> What to produce: Repeat the entries that appear below, exactly as they are given.

Records from a dataset:
================================

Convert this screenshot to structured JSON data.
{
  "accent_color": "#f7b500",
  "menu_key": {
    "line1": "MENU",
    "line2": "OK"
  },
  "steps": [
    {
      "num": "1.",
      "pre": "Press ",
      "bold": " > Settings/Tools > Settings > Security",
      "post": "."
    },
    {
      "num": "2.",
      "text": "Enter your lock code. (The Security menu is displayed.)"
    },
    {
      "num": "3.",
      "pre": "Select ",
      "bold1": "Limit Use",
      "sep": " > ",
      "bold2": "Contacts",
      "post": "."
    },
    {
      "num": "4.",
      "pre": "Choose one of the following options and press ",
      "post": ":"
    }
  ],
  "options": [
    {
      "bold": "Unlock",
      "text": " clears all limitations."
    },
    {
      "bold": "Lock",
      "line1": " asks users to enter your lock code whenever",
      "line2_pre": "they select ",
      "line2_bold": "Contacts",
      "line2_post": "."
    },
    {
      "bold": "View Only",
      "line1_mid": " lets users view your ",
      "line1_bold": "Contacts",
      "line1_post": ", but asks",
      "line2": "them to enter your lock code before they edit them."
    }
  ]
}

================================

> Reply:
Convert this screenshot to structured JSON data.
{
  "accent_color": "#f7b500",
  "menu_key": {
    "line1": "MENU",
    "line2": "OK"
  },
  "steps": [
    {
      "num": "1.",
      "pre": "Press ",
      "bold": " > Settings/Tools > Settings > Security",
      "post": "."
    },
    {
      "num": "2.",
      "text": "Enter your lock code. (The Security menu is displayed.)"
    },
    {
      "num": "3.",
      "pre": "Select ",
      "bold1": "Limit Use",
      "sep": " > ",
      "bold2": "Contacts",
      "post": "."
    },
    {
      "num": "4.",
      "pre": "Choose one of the following options and press ",
      "post": ":"
    }
  ],
  "options": [
    {
      "bold": "Unlock",
      "text": " clears all limitations."
    },
    {
      "bold": "Lock",
      "line1": " asks users to enter your lock code whenever",
      "line2_pre": "they select ",
      "line2_bold": "Contacts",
      "line2_post": "."
    },
    {
      "bold": "View Only",
      "line1_mid": " lets users view your ",
      "line1_bold": "Contacts",
      "line1_post": ", but asks",
      "line2": "them to enter your lock code before they edit them."
    }
  ]
}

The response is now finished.